North Korea fires possible ICBM at full capability for first time since 2017

North Korea fired what is thought to be an intercontinental ballic missile (ICBM) toward the sea off its east coast on Thursday, militaries in South Korea and Japan said, in what would be the first full-capability launch of the nuclear-armed state’s largest missiles since 2017.
South Korea’s Joint Chiefs of Staff said it had detected the launch of an “unidentified projectile” from North Korea. It said the launch was assumed to be a long-range missile, possibly an intercontinental ballic missile (ICBM) fired on a “lofted” trajectory high into space, Yonhap news agency reported.
South Korea’s Minry of Defense did not immediately confirm whether the test involved an ICBM. North Korea has not tested such missiles at full range or capability since 2017.

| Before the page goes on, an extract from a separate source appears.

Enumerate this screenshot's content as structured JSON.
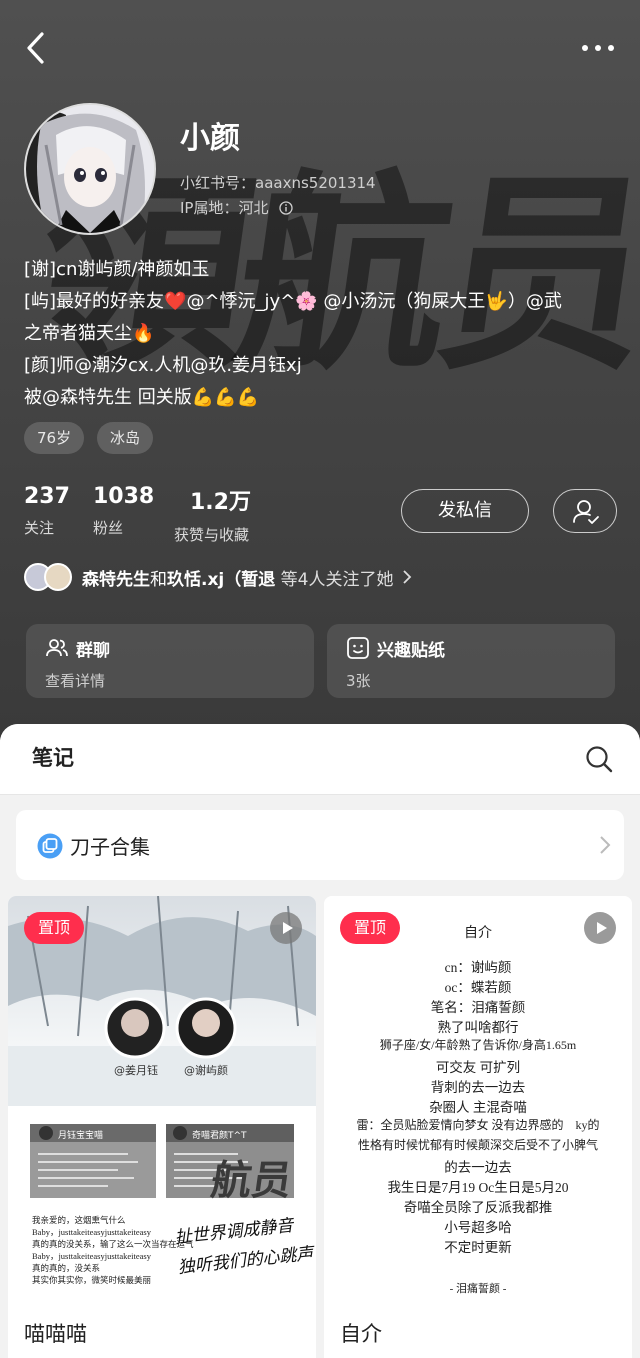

Japan’s coast guard also said the launch could be a ballic missile, adding that the projectile was expected to land inside Japan’s exclusive economic zone (EEZ) about 50 minutes after its launch was first reported.
On March 16, North Korea launched a suspected missile that appeared to explode shortly after liftoff over Pyongyang, South Korea’s military said, amid reports that the nuclear-armed North was seeking to test-fire its largest missile yet.
The United States and South Korea have warned in recent weeks that North Korea may be preparing to test-fire an ICBM at full range for the first time since 2017.
US officials have said that at least two recent tests, on February 27 and March 5, featured North Korea’s largest ICBM system yet, the Hwasong-17.
“The purpose of these tests, which did not demonstrate ICBM range, was likely to evaluate this new system before conducting a test at full range in the future, potentially disguised as a space launch,” a US official said at the time.

Pyongyang did not identify the missile system used in those launches, but said they were testing components for a reconnaissance satellite system. Leader Kim Jong Un said this month that North Korea would soon launch multiple satellites to monitor military movements the United States and its allies.
Thursday’s launch would be at least the 13th ballic missile test fired North Korea this year, an unprecedented frequency that has drawn condemnation from the United States, South Korea and Japan.

Related Articles

Back to top button